Taliban armed with suicide vests, guns and rockets stormed a heavily fortified airfield in Afghanistan where Prince Harry is deployed, killing two US Marines and attacking aircraft in a major security breach.
The militia, which is leading a 10-year insurgency against 117,000 NATO troops, said it carried out the assault to avenge a US-made film deemed insulting to Islam that has sparked deadly riots across the Middle East and North Africa.
The attack on Camp Bastion in southern Helmand province, one of the toughest battlegrounds of the war, started at 10:15 pm (1745 GMT) on Friday, said US Army Major Adam Wojack.
The base was cleared of enemy fighters on Saturday morning, he added.
Prince Harry was never in danger, officials confirmed. Although the Taliban have vowed to kill the third in line to the British throne, one of its spokesmen told AFP that the assault "had nothing to do with the prince".
General Sayed Malook, head of the Afghan army in the south, said a suicide bomber blew himself up, blasting a hole in the perimeter wall and allowing insurgents to storm inside with guns and rocket-propelled grenades.
"As soon as they entered the base, fighting started. Afghan forces were not involved, they only helped to extinguish the fire," Malook told AFP.
A fuel reservoir and an aircraft hangar were set alight and it took until dawn to extinguish the blaze, he said.
The US-led NATO forces said multiple aircraft and "structures" were damaged in the assault on the airfield, which is used by both American and British forces.
Eighteen insurgents were killed -- including the suicide bomber -- and another was wounded and captured, said Wojack. They were dressed in camouflage, he said, but declined to say whether they were Afghan army uniforms.
A defence official in Washington said two US Marines were killed. NATO's US-led International Security Assistance Force said some personnel were wounded, but gave no details in line with policy.
The British defence ministry described the attack, on the eastern side of the runway, as "significant" but a spokesman said the attackers got "nowhere near" the prince as he was in lockdown with other soldiers at the base.
The ministry reiterated that Harry's presence in Afghanistan was constantly being reviewed.
The brazen attack is likely to raise serious questions about how insurgents managed to penetrate such a massive logistics hub in the desert, which in June Britain said was home to 28,000 soldiers.
In March, an Afghan man died after trying to ram a truck into US Marines waiting on the tarmac to greet US Secretary of Defence Leon Panetta as he flew into Camp Bastion.

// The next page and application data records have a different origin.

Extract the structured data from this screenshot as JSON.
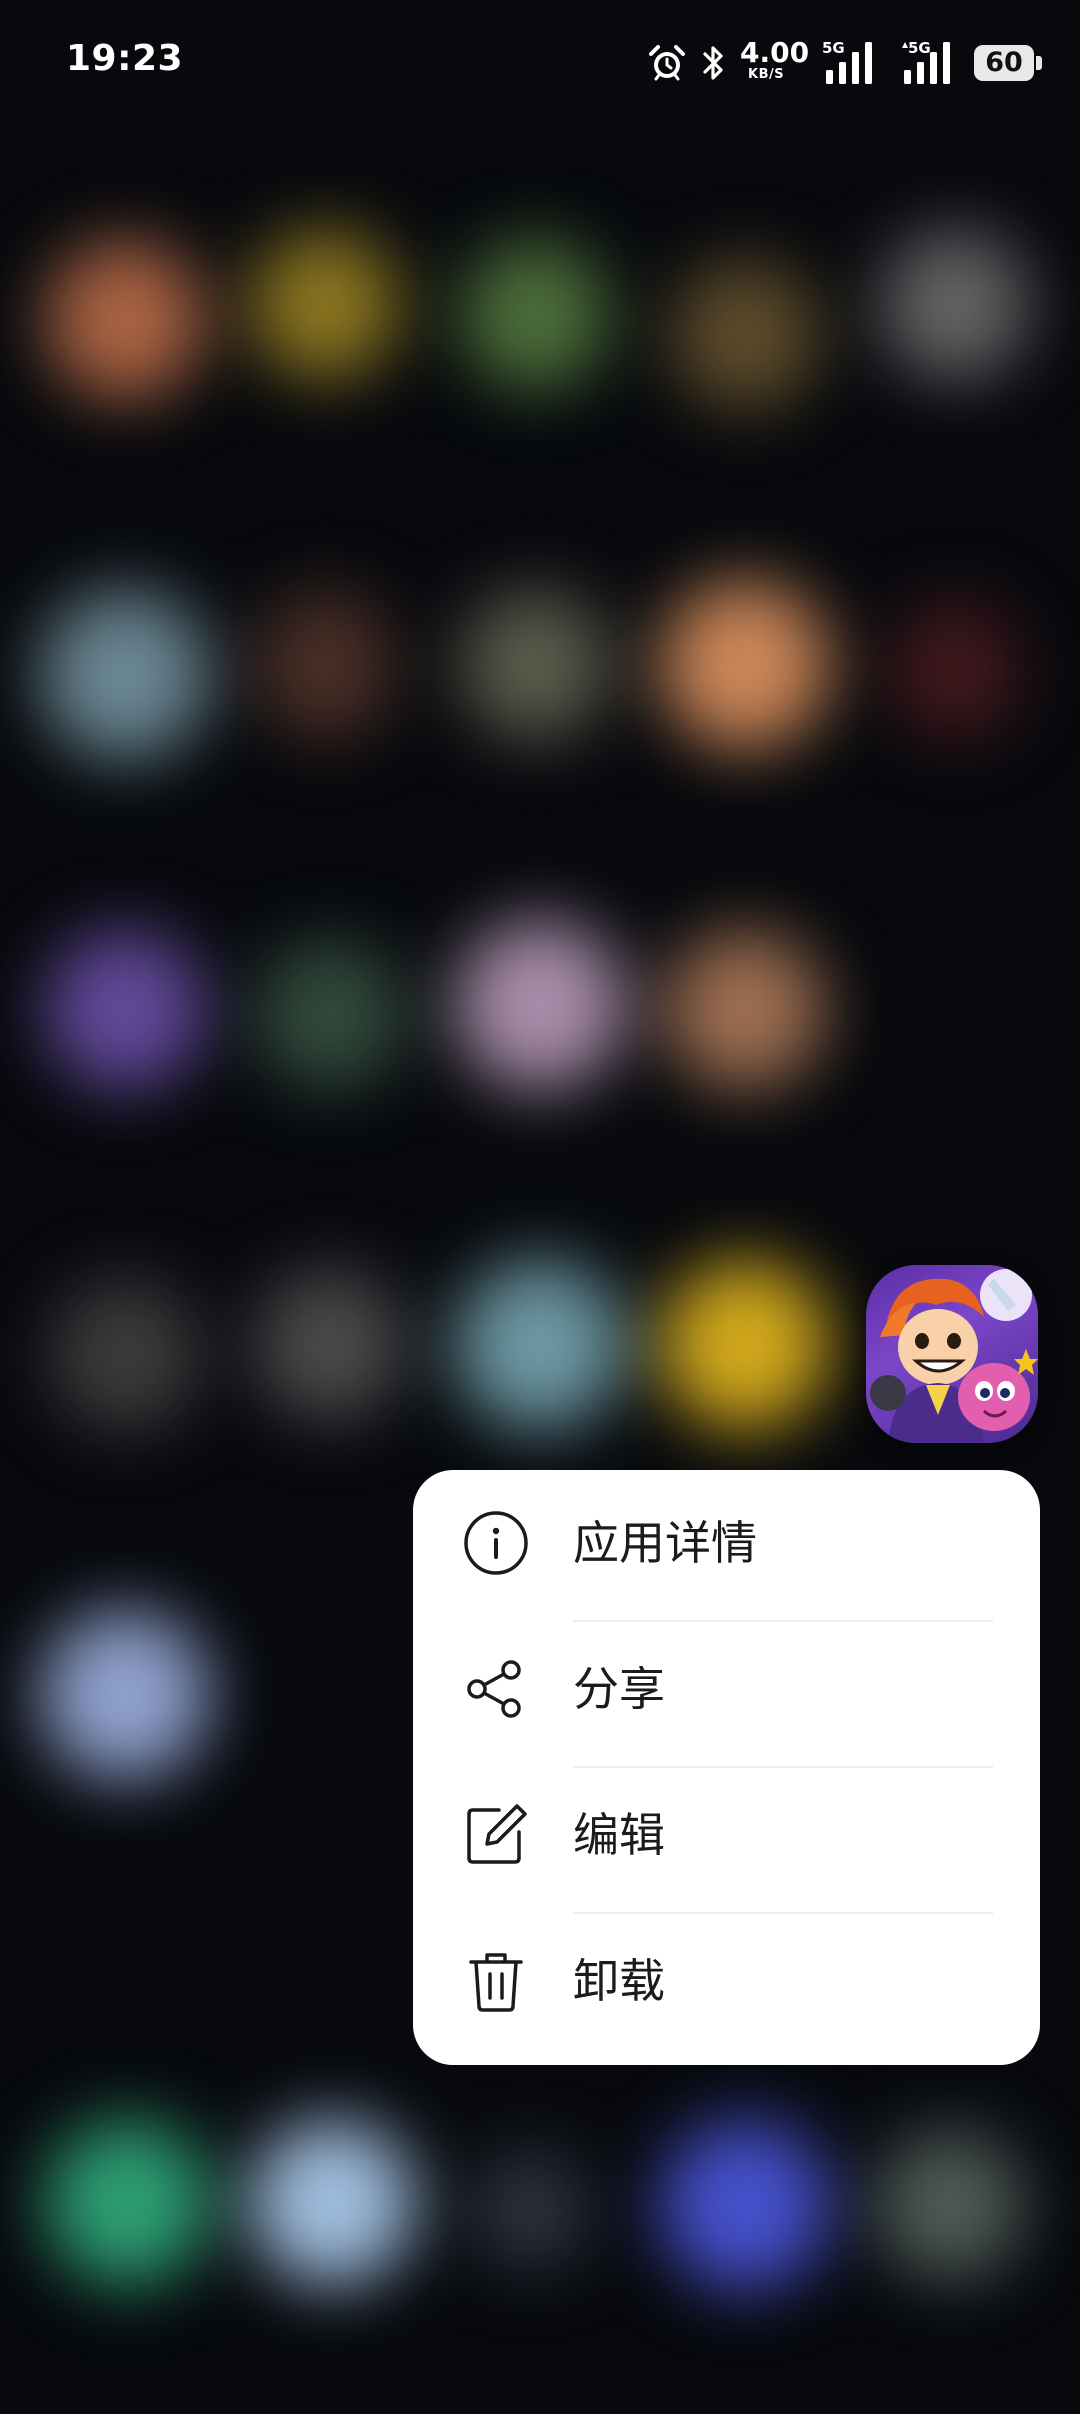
{
  "status_bar": {
    "time": "19:23",
    "net_speed": "4.00",
    "net_speed_unit": "KB/S",
    "sim1_tag": "5G",
    "sim2_tag": "5G",
    "battery": "60",
    "icons": [
      "alarm-icon",
      "bluetooth-icon",
      "signal-icon",
      "signal-icon"
    ]
  },
  "focused_app": {
    "icon": "game-character-icon"
  },
  "context_menu": {
    "items": [
      {
        "label": "应用详情",
        "icon": "info-icon"
      },
      {
        "label": "分享",
        "icon": "share-icon"
      },
      {
        "label": "编辑",
        "icon": "edit-icon"
      },
      {
        "label": "卸载",
        "icon": "trash-icon"
      }
    ]
  },
  "colors": {
    "background": "#07090d",
    "menu_background": "#ffffff",
    "menu_text": "#1b1b1b"
  }
}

There are growing concerns about Afghan personnel opening fire on their NATO colleagues, and two more were killed in Helmand provincial capital Lashkar Gah on Saturday, bringing to 47 the number of Western soldiers killed in such attacks so far this year.

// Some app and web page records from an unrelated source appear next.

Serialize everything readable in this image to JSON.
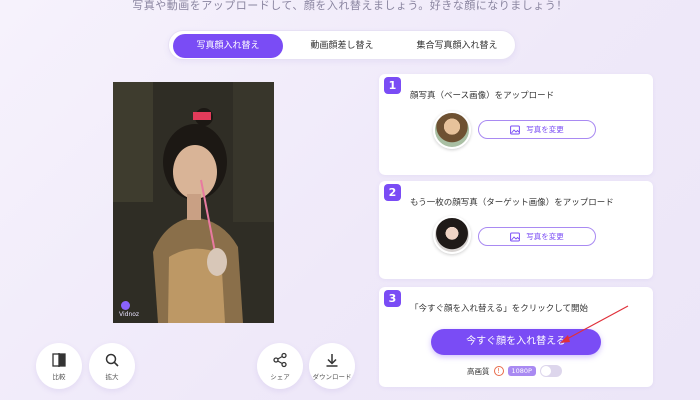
{
  "intro_text": "写真や動画をアップロードして、顔を入れ替えましょう。好きな顔になりましょう！",
  "tabs": [
    {
      "label": "写真顔入れ替え",
      "active": true
    },
    {
      "label": "動画顔差し替え",
      "active": false
    },
    {
      "label": "集合写真顔入れ替え",
      "active": false
    }
  ],
  "preview": {
    "watermark": "Vidnoz"
  },
  "actions": {
    "compare": {
      "label": "比較",
      "icon": "compare-icon"
    },
    "zoom": {
      "label": "拡大",
      "icon": "search-icon"
    },
    "share": {
      "label": "シェア",
      "icon": "share-icon"
    },
    "download": {
      "label": "ダウンロード",
      "icon": "download-icon"
    }
  },
  "steps": [
    {
      "number": "1",
      "title": "顔写真（ベース画像）をアップロード",
      "button": "写真を変更"
    },
    {
      "number": "2",
      "title": "もう一枚の顔写真（ターゲット画像）をアップロード",
      "button": "写真を変更"
    },
    {
      "number": "3",
      "title": "「今すぐ顔を入れ替える」をクリックして開始",
      "button": "今すぐ顔を入れ替える"
    }
  ],
  "quality": {
    "label": "高画質",
    "badge": "1080P",
    "enabled": false
  },
  "colors": {
    "accent": "#7a4cf5",
    "accent_light": "#a98af2",
    "annotation_arrow": "#e0303a"
  }
}
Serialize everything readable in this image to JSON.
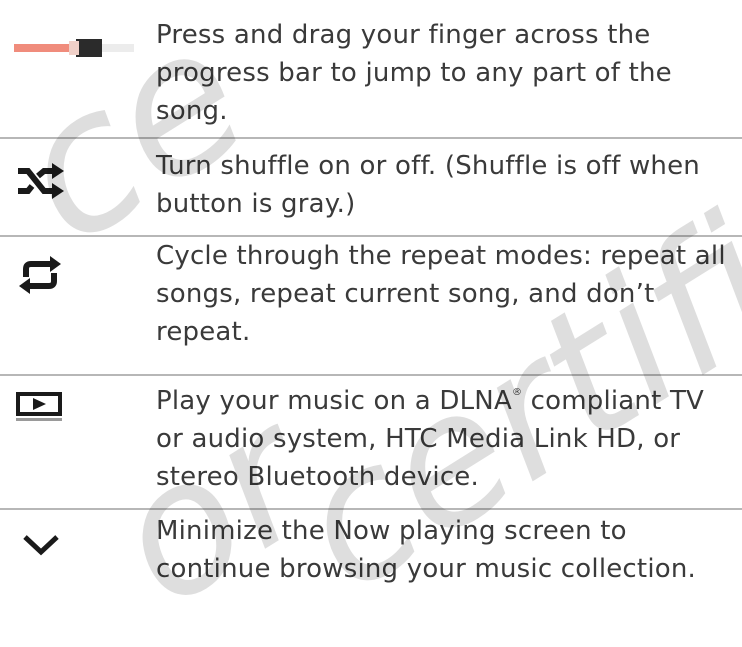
{
  "rows": [
    {
      "icon": "progress-bar-icon",
      "line1": "Press and drag your finger across the",
      "line2": "progress bar to jump to any part of the",
      "line3": "song."
    },
    {
      "icon": "shuffle-icon",
      "line1": "Turn shuffle on or off. (Shuffle is off when",
      "line2": "button is gray.)"
    },
    {
      "icon": "repeat-icon",
      "line1": "Cycle through the repeat modes: repeat all",
      "line2": "songs, repeat current song, and don’t",
      "line3": "repeat."
    },
    {
      "icon": "play-on-tv-icon",
      "line1a": "Play your music on a DLNA",
      "line1_sup": "®",
      "line1b": " compliant TV",
      "line2": "or audio system, HTC Media Link HD, or",
      "line3": "stereo Bluetooth device."
    },
    {
      "icon": "chevron-down-icon",
      "line1": "Minimize the Now playing screen to",
      "line2": "continue browsing your music collection."
    }
  ],
  "watermark": {
    "text1": "ce",
    "text2": "certific",
    "text3": "or"
  },
  "colors": {
    "text": "#3a3a3a",
    "divider": "#b7b7b7",
    "progress_played": "#f08c7c",
    "progress_thumb": "#2b2b2b"
  }
}
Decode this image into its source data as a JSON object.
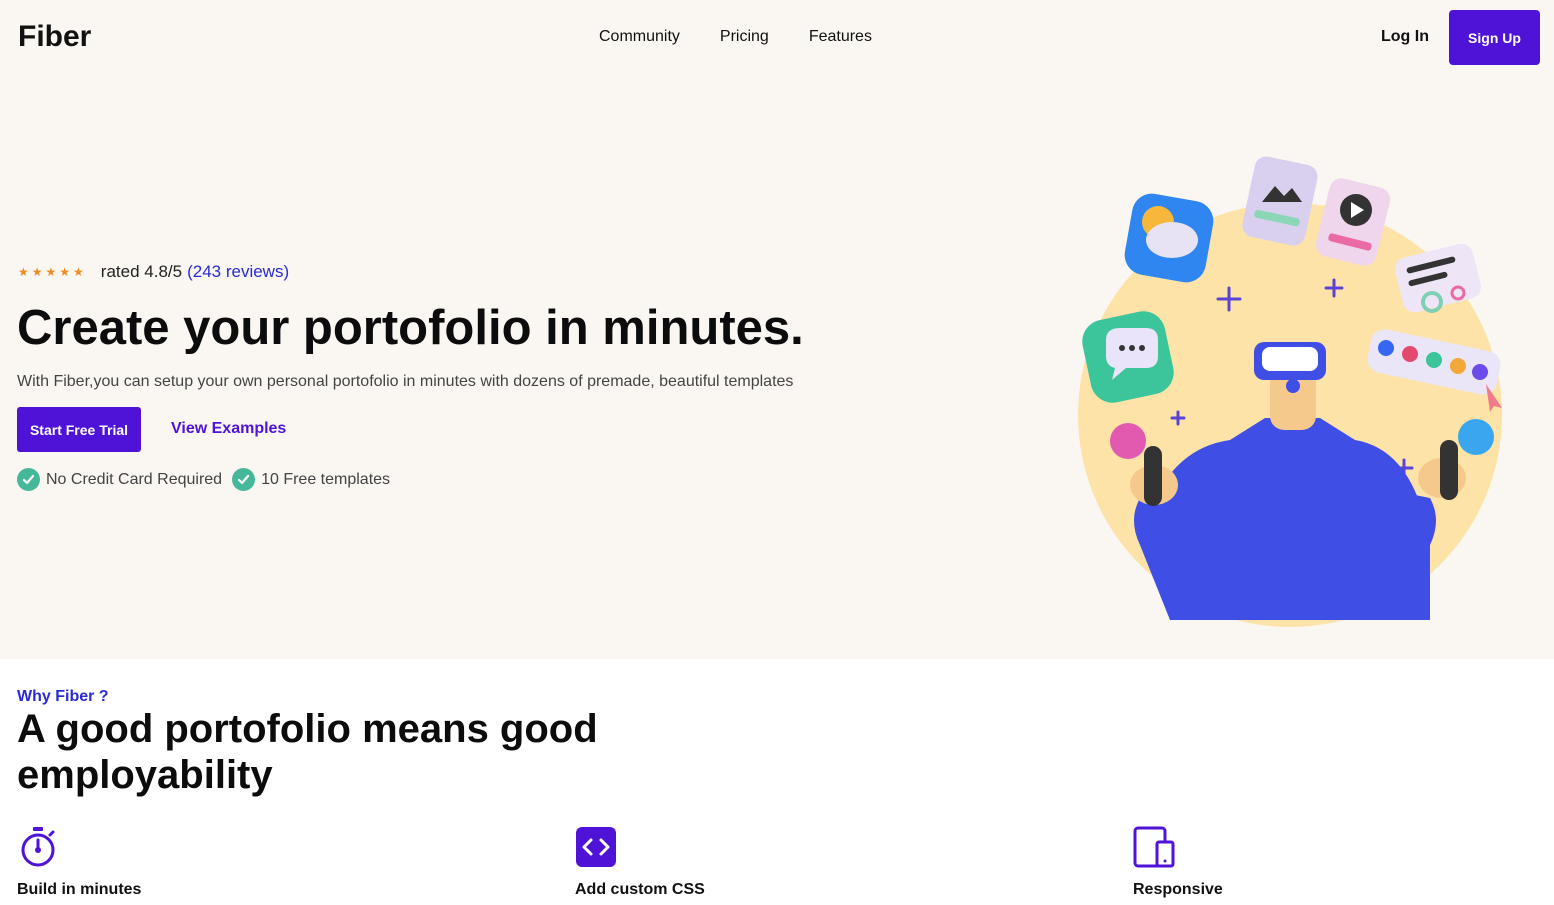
{
  "header": {
    "logo": "Fiber",
    "nav": [
      "Community",
      "Pricing",
      "Features"
    ],
    "login_label": "Log In",
    "signup_label": "Sign Up"
  },
  "hero": {
    "stars_icon": "star-rating-icon",
    "rating_text": "rated 4.8/5",
    "reviews_link": "(243 reviews)",
    "title": "Create your portofolio in minutes.",
    "subtitle": "With Fiber,you can setup your own personal portofolio in minutes with dozens of premade, beautiful templates",
    "cta_primary": "Start Free Trial",
    "cta_secondary": "View Examples",
    "checks": [
      "No Credit Card Required",
      "10 Free templates"
    ]
  },
  "why": {
    "label": "Why Fiber ?",
    "title": "A good portofolio means good employability",
    "features": [
      {
        "icon": "stopwatch-icon",
        "label": "Build in minutes"
      },
      {
        "icon": "code-icon",
        "label": "Add custom CSS"
      },
      {
        "icon": "responsive-devices-icon",
        "label": "Responsive"
      }
    ]
  },
  "colors": {
    "accent": "#4f13d7",
    "link": "#2a2ad6",
    "check_green": "#46b89a",
    "hero_bg": "#faf7f3",
    "star_orange": "#f08a24"
  }
}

The attacker was killed in return fire, the military said, refusing to disclose the nationality of the victims, though a Pentagon official said the two dead were not believed to be US troops.
The assailant was believed to be a member of the controversial Afghan Local Police force, which US special forces stopped training this month in order to vet about 1,000 recruits.
A Taliban spokesman claimed Friday's Bastion attack was waged to avenge a low-budget American YouTube film, "Innocence of Muslims", which has incited a furious wave of deadly anti-American violence in Yemen, Libya and Sudan, and protests in many other countries.
"A number of mujahideen fighters have carried out suicide attacks on Camp Bastion in Helmand in revenge for the insulting movie by the Americans," spokesman Qari Yousuf Ahmadi told AFP by telephone.
But the Taliban this week also vowed to kill Prince Harry, who is deployed at the base as an Apache helicopter pilot, and who celebrates his 28th birthday on Saturday.
In 2008 Harry was hastily withdrawn from Afghanistan when a news blackout surrounding his deployment on the ground directing aircraft in attacks on Taliban positions, was broken.
This time, however, the government released images of him in Afghanistan from the start, saying that any risk "has been, and will continue to be, assessed".
The Taliban have stepped up attacks as NATO hands responsibility to Afghan forces and accelerates a phased withdrawal that will see most Western troops leave the country by the end of 2014.
Around 330 Western troops have been killed in Afghanistan so far this year, according to the iCasualties website, 253 of them American.